I’m sure we’ve all cringed while watching someone do something everyone else seems to plainly see as foolish. The fool struts into the situation believing themselves to be of the highest order. Untouchable. The most intelligent being in existence. And then it all falls apart. I don’t know about you, but sometimes I even enjoy watching it—not if it causes harm, mind you.
Nabal was that fool. Everyone else could see that he put himself in an impossible situation. While he thought himself to be untouchable, someone else saw his folly. His wife saw his stupidity. I could go on about how important women are and that men couldn’t possibly survive without them, but that’s not the point of this story.
Nabal, his land, his servants, and all of his property has been protected by David and his men while they were camped near by. No harm came to Nabal while David was in the vicinity. One might think that, whether or not Nabal had asked for the help, that Nabal would owe David something. But when David requested some provisions, the man was indignant. Who was this David to make such a request of him? How dare he ask for something he didn’t deserve! Needless to say, David wasn’t impressed.
Now, we could all sit back and watch Nabal get what he deserves or someone could step in and try to avoid what is sure to be a disastrous situation.
Abigail, Nabal’s wife, decides to step in.
I know Nabal is a wicked and ill-tempered man; please don’t may any attention to him. He is a fool, just as his name suggests. But I never even saw the messengers you sent.
1 Samuel 25:25 (NLT)
Rather than watch David kill her fool of a husband, Abigail steps in. Because of her plea (and possibly David’s weakness for beautiful women), David spares Nabal. Unfortunately for Nabal, his wife’s charity does not earn him a happy ending. He meets his demise a short while later (he suffered a stroke after the drunken rave he threw to celebrate the fact that David didn’t kill him, then God struck him and he died).
There is a point to all of this: are you Nabal—the fool, or Abigail—the one who smooths over the situation? If you are Nabal and tend to rush into situations are you able to humble yourself to listen to the Abigail in your life? Can you slow down long enough for someone to point out your folly? Can you accept redirection? If you are Abigail, are you wise enough to step in when needed?

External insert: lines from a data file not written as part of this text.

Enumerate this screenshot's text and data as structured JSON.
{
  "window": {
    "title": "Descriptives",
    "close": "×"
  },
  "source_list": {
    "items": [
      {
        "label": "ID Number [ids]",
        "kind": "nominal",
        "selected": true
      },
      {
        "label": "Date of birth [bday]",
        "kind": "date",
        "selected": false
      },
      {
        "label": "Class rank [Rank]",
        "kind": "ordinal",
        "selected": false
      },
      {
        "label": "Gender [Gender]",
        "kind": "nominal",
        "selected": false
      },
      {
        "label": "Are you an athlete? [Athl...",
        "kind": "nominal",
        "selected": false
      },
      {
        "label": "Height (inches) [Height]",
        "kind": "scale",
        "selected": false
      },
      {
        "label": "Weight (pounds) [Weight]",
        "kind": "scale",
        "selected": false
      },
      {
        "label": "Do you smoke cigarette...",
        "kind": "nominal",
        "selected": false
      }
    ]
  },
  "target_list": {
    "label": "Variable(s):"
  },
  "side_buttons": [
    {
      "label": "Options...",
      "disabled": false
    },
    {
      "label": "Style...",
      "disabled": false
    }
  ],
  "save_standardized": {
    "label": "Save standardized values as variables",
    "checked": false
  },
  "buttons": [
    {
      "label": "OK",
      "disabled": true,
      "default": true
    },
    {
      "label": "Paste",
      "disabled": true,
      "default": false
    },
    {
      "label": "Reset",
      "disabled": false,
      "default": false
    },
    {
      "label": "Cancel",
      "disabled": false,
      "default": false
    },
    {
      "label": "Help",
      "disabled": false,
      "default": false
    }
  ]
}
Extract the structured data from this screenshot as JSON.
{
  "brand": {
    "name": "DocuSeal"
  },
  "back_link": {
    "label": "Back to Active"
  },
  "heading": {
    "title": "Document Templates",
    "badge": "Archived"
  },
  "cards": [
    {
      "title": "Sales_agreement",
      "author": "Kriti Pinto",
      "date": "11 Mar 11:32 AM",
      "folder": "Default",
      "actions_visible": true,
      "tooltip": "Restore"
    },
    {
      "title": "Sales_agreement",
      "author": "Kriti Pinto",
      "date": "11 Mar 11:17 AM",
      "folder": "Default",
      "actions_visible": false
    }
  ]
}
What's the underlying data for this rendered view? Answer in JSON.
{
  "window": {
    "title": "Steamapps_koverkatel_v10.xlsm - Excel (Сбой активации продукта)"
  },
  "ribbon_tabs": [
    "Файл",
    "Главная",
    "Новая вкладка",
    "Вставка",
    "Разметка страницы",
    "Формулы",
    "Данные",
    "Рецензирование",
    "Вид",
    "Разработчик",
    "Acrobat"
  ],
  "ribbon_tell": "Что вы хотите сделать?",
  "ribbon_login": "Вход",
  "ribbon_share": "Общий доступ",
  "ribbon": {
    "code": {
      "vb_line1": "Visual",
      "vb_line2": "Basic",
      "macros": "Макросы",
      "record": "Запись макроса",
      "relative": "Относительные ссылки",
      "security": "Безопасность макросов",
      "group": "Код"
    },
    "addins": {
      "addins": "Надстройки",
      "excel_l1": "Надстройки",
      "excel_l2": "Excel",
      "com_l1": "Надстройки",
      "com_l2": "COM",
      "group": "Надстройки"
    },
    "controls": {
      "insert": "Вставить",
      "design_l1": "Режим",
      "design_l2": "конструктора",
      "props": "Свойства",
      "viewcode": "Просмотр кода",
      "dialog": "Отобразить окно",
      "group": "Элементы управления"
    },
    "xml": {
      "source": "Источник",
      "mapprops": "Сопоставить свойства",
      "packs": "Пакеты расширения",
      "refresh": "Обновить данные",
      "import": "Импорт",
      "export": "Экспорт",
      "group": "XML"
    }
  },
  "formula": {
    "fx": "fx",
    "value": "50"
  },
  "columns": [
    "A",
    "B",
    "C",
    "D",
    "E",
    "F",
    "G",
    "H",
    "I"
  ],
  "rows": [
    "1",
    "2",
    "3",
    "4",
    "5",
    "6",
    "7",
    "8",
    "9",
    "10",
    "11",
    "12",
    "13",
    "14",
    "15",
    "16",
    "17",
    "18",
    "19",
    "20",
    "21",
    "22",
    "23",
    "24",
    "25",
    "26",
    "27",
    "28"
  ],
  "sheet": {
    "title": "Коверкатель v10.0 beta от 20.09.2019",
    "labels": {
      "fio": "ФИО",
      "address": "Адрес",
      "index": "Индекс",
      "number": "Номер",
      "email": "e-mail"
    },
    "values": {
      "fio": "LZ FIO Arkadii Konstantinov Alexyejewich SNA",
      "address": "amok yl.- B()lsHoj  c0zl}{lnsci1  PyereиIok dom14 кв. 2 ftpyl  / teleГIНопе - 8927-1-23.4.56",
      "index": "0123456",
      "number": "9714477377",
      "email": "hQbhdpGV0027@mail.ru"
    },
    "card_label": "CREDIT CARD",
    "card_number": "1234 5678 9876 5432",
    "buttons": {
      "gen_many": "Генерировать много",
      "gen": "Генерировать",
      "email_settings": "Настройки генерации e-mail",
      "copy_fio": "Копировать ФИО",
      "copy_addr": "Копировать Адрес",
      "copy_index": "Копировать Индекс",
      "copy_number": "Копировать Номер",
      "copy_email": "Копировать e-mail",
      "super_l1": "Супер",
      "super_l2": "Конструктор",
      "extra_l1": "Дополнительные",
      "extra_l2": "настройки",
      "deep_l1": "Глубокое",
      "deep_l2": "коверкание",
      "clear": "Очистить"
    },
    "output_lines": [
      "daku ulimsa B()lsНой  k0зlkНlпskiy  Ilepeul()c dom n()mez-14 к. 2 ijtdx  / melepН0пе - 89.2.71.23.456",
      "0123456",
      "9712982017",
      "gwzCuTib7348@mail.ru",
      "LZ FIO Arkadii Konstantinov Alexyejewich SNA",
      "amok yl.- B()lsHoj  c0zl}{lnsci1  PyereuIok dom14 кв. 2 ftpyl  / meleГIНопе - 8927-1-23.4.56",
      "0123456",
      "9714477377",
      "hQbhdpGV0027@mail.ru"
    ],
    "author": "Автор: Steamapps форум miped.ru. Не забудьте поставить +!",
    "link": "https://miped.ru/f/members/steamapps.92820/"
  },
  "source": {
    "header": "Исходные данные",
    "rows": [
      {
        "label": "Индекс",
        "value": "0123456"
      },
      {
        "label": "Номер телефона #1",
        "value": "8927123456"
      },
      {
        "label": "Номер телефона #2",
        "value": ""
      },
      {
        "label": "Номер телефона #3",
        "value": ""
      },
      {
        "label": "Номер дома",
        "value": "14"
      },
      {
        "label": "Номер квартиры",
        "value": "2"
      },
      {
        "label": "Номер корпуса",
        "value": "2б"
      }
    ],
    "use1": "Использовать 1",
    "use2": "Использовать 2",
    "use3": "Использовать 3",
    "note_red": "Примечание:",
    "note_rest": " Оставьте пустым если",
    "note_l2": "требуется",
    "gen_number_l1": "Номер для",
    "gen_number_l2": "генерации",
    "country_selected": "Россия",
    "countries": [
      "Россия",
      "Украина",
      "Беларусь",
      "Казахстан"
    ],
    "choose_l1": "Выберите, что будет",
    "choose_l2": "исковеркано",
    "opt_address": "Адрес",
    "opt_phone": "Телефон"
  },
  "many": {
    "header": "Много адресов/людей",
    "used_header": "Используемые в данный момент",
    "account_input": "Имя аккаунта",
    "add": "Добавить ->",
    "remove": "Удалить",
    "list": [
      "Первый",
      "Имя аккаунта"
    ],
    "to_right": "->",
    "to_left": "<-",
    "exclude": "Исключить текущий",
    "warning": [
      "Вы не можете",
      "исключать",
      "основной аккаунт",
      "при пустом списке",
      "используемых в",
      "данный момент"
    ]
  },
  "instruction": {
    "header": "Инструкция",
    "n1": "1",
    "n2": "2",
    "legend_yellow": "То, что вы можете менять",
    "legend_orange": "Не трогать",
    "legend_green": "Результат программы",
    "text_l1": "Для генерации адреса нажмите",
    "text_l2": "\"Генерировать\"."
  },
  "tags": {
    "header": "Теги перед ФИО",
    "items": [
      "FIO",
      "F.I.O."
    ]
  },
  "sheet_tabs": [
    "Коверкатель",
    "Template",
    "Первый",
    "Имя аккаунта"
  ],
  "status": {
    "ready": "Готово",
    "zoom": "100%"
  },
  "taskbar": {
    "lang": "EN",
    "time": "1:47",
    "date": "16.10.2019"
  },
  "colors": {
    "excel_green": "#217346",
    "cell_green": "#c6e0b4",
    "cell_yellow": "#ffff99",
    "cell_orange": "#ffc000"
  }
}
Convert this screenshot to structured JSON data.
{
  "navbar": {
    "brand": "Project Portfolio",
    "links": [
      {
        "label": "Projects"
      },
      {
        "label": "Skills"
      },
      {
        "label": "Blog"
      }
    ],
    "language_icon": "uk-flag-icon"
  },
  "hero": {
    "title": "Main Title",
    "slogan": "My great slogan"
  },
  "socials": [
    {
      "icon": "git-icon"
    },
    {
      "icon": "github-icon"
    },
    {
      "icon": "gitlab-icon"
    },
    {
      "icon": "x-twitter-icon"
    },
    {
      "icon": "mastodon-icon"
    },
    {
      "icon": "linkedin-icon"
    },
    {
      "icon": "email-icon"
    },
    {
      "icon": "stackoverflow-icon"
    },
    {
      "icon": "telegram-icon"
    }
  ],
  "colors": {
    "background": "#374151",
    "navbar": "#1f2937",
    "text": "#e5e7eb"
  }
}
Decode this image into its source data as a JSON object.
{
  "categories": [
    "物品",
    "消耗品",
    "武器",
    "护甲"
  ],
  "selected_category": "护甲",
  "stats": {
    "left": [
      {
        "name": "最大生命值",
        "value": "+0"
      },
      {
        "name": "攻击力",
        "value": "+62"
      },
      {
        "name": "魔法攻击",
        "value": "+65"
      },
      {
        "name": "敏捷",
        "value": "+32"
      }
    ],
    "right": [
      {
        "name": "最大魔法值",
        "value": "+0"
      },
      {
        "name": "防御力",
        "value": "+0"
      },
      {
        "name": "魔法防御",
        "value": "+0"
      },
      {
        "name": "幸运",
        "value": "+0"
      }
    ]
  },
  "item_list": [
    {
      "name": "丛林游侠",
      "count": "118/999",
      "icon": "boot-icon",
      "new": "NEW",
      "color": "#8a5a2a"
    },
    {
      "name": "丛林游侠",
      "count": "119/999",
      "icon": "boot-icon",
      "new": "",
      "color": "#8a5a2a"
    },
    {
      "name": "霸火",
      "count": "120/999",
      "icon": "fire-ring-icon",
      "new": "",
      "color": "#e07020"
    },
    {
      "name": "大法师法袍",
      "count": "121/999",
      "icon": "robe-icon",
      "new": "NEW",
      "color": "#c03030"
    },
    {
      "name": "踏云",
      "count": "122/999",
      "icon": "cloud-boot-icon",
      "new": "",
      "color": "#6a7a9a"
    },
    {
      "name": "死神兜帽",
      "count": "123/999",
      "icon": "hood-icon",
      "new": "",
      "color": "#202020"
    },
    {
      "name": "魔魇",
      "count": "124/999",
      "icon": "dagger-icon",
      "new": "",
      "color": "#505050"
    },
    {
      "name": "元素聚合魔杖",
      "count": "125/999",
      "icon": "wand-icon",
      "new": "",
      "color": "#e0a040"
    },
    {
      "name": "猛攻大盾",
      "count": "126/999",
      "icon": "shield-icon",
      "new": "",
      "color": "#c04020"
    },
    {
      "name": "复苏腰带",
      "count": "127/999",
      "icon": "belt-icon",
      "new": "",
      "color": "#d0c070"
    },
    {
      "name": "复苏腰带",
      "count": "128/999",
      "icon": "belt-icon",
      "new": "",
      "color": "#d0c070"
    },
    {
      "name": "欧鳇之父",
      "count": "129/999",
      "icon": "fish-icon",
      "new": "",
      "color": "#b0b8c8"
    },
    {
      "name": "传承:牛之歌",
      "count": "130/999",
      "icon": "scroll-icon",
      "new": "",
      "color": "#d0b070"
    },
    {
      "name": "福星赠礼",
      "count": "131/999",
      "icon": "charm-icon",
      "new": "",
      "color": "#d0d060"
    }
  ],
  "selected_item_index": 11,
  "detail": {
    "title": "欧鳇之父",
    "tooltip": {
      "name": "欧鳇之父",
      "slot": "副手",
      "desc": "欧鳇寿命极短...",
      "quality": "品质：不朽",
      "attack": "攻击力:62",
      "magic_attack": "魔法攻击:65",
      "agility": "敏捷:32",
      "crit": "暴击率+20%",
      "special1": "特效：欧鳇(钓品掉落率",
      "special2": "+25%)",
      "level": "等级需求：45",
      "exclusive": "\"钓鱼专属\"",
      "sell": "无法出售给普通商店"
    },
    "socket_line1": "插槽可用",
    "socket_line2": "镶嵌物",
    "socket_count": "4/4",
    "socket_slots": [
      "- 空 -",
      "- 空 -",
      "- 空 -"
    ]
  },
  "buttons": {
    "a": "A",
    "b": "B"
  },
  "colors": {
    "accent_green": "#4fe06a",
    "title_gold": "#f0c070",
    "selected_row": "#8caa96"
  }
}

Can you do it in love and mercy?
Though Abigail didn’t appear to harbour any tender feelings toward her husband, she make the effort to save his life. She saw the error of his ways. And, had he been able to see what she saw, perhaps his fate would have been different.
This Christianity thing is no simple task. We need to lean on the Holy Spirit so we can learn when we need to be bystanders and when we need to be like Abigail and step in. Sometimes, God’s response to a situation is to send a person. Whether we need that person or we are that person, knowing God’s voice becomes ever so important.
Daily Bible reading: 1 Samuel 25-26, Luke 16:19-31